To see this, note that the supporters of the first-preference winner do not have their lower preferences counted at all. The only pairwise contests that matter are those directly involving the first-preference winner. Then, note that the second-place candidate wins if and only if he has a majority-strength win over the first-preference winner. There is no way for supporters of this candidate to affect this test by adding lower preferences.


Tennessee's four cities are spread throughout the state
Tennessee's four cities are spread throughout the state

Imagine that Tennessee is having an election on the location of its capital. The population of Tennessee is concentrated around its four major cities, which are spread throughout the state. For this example, suppose that the entire electorate lives in these four cities, and that everyone wants to live as near the capital as possible.

The candidates for the capital are:

  • Memphis, the state's largest city, with 42% of the voters, but located far from the other cities
  • Nashville, with 26% of the voters, near the center of Tennessee
  • Knoxville, with 17% of the voters
  • Chattanooga, with 15% of the voters

The preferences of the voters would be divided like this:
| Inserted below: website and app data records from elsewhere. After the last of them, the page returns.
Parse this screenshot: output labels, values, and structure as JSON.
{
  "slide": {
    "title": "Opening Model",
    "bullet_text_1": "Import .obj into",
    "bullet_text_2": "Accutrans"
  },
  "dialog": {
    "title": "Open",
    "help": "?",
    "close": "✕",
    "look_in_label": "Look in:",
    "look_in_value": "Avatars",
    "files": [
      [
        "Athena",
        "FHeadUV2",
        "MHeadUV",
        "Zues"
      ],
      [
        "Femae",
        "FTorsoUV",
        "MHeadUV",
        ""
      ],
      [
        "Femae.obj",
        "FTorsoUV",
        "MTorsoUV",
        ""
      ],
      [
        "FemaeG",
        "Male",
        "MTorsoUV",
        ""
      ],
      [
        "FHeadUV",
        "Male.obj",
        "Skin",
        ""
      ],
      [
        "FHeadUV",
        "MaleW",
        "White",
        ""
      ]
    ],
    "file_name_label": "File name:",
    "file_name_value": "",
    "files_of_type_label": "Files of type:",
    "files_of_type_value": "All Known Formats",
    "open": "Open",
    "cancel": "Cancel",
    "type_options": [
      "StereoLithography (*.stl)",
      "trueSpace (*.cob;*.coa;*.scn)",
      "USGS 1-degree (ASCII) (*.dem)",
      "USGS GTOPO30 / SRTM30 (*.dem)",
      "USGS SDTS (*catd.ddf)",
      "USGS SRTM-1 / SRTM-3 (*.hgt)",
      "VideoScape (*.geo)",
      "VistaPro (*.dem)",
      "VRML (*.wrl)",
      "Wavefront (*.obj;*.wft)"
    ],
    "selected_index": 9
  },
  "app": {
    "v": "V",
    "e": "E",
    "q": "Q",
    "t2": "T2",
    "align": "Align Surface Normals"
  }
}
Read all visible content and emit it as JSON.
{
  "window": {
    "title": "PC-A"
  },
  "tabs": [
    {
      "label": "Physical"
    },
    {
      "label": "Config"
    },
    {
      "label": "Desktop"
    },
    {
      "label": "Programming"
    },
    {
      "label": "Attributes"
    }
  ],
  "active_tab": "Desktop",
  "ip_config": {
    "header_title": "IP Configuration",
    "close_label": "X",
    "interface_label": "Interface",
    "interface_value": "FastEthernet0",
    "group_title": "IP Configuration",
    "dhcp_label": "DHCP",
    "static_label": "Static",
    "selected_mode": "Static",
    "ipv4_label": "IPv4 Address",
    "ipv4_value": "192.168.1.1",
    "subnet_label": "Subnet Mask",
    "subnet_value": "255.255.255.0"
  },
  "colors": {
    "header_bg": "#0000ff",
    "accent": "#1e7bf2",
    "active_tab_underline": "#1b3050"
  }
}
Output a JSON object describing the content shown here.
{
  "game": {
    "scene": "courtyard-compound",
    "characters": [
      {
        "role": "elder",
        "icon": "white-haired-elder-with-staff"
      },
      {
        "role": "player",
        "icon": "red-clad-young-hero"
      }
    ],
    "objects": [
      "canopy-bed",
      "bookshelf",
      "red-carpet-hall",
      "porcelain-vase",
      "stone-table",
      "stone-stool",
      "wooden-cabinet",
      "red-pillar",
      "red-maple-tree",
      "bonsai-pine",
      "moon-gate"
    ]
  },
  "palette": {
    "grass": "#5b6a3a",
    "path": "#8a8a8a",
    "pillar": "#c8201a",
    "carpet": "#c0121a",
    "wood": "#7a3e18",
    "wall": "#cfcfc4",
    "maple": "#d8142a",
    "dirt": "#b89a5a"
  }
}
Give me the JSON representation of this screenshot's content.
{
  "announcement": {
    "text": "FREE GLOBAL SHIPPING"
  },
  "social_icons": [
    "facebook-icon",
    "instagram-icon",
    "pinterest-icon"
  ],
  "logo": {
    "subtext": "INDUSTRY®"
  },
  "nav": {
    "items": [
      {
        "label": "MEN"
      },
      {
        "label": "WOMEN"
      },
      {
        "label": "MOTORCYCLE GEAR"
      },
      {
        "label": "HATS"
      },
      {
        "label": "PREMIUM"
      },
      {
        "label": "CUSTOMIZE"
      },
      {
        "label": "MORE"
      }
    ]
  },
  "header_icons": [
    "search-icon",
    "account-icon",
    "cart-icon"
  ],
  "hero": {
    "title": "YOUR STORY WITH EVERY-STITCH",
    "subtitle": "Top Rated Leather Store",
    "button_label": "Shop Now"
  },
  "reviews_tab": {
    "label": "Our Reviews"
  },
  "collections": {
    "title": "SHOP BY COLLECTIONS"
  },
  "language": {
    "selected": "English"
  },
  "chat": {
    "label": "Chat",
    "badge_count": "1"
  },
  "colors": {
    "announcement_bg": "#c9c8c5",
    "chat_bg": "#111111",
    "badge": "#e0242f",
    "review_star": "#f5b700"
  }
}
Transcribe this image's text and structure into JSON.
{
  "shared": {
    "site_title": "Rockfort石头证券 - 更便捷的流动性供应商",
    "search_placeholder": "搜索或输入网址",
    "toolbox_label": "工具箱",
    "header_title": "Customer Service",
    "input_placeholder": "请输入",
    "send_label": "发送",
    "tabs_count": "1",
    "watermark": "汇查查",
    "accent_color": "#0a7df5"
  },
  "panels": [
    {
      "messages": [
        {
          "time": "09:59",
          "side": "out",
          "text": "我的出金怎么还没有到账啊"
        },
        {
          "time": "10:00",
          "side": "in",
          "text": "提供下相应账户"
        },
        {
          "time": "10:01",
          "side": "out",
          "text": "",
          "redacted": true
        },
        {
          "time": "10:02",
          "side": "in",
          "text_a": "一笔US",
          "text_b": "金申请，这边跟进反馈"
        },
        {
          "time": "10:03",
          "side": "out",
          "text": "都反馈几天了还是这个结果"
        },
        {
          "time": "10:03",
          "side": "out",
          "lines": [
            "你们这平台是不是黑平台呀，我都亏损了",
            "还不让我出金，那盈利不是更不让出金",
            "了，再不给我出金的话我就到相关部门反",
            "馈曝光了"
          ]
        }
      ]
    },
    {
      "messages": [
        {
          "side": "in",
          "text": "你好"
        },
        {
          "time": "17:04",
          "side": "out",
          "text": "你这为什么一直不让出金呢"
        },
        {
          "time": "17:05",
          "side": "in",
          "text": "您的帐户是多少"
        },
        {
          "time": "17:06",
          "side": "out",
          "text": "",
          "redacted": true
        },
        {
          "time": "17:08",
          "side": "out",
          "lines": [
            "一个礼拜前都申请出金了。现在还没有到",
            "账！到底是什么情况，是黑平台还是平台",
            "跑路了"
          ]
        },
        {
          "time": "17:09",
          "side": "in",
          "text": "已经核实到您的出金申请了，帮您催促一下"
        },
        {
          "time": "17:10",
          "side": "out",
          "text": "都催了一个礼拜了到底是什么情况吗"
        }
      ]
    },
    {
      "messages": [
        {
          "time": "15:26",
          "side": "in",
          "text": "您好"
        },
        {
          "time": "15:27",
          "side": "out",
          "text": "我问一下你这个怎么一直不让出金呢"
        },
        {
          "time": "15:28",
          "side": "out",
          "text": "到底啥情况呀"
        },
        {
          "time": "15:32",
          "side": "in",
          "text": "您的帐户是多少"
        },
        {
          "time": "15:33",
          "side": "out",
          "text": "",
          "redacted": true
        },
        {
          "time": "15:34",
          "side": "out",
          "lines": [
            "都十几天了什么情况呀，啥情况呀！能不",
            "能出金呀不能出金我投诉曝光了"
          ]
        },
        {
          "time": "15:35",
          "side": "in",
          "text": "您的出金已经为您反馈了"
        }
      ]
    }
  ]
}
42% of voters
(close to Memphis)
26% of voters
(close to Nashville)
15% of voters
(close to Chattanooga)
17% of voters
(close to Knoxville)
  1. Memphis
  2. Nashville
  3. Chattanooga
  4. Knoxville
  1. Nashville
  2. Chattanooga
  3. Knoxville
  4. Memphis
  1. Chattanooga
  2. Knoxville
  3. Nashville
  4. Memphis
  1. Knoxville
  2. Chattanooga
  3. Nashville
  4. Memphis

Since all voters list all their preferences, all wins are of majority strength. Memphis has the most first preferences and Nashville has the second-most, so this contest is regarded. Nashville has a majority over Memphis, so Nashville immediately wins.

However, suppose that the Chattanooga and Knoxville voters strategically decided not to vote for Memphis or Nashville. In that case, there would be no majority contest between them. Consideration would pass to Knoxville (due to placing third in first preferences). Thanks to Nashville supporters ranking Knoxville higher than Memphis, there is a majority decision between Memphis and Knoxville, and it's in favor of Knoxville, who would then be elected. (Note that there is a majority for Nashville over Knoxville, but it has no effect.)

Suppose then that the Nashville voters also decide to not rank Chattanooga or Knoxville over Memphis. In that case, there will be no majority contests involving Memphis at all. This results in Memphis being elected.